.
Oncogene
22
,
7265
7279
[PubMed]
17.
Galluzzi
L.
,
Marsili
S.
,
Vitale
I.
,
Senovilla
L.
,
Michels
J.
,
Garcia
P.
et al.
(
2013
)
Vitamin B6 metabolism influences the intracellular accumulation of cisplatin
.
Cell Cycle
12
,
417
421
[PubMed]
18.
Bai
X.
,
Chen
Y.
,
Hou
X.
,
Huang
M.
and
Jin
J.
(
2016
)
Emerging role of NRF2 in chemoresistance by regulating drug-metabolizing enzymes and efflux transporters
.
Drug Metab. Rev.
48
,
541
567
[PubMed]
19.
Dashzeveg
N.K.
,
Taftaf
R.
,
Ramos
E.K.
,
Torre-Healy
L.
,
Chumakova
A.
,
Silver
D.J.
et al.
(
2017
)
New advances and challenges of targeting cancer stem cells
.
Cancer Res.
77
,
5222
5227
[PubMed]
20.
Bai
X.
,
Ni
J.
,
Beretov
J.
,
Graham
P.
and
Li
Y.
(
2018
)
Cancer stem cell in breast cancer therapeutic resistance
.
Cancer Treat. Rev.
69
,
152

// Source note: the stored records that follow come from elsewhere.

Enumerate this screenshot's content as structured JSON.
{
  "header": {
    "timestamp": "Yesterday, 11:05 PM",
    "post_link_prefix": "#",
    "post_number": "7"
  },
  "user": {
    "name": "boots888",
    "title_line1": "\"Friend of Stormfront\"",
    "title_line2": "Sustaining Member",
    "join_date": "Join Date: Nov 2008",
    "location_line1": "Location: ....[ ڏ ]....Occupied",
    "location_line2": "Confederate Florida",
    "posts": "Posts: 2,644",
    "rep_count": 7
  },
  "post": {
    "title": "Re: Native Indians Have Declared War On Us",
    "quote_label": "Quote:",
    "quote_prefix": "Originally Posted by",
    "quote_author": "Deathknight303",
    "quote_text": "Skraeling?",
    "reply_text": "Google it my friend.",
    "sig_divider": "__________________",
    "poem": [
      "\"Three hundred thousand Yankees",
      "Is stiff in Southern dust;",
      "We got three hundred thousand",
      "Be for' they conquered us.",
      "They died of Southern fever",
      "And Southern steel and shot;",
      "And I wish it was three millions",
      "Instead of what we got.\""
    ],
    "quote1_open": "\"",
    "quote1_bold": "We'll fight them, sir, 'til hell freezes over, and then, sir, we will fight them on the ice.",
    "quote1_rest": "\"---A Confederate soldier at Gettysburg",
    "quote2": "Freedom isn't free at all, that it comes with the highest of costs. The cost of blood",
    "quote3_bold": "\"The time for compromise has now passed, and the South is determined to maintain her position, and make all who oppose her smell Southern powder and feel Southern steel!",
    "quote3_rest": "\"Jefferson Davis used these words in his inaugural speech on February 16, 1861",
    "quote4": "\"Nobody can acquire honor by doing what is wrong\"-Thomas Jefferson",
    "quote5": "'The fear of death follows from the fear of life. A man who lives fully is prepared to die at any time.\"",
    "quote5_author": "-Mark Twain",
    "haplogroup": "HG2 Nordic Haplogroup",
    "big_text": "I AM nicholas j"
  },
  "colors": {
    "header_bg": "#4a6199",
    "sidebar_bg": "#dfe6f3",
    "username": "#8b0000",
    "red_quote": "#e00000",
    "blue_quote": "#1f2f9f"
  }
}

163
[PubMed]
21.
Li
L.
,
Li
J.C.
,
Yang
H.
,
Zhang
X.
,
Liu
L.L.
,
Li
Y.
et al.
(
2018
)
Expansion of cancer stem cell pool initiates lung cancer recurrence before angiogenesis
.
Proc. Natl. Acad. Sci. U.S.A.
115
,
E8948
E8957
[PubMed]
This is an open access article published by Portland Press Limited on behalf of the Biochemical Society and distributed under the Creative Commons Attribution License 4.0 (CC BY).

Supplementary data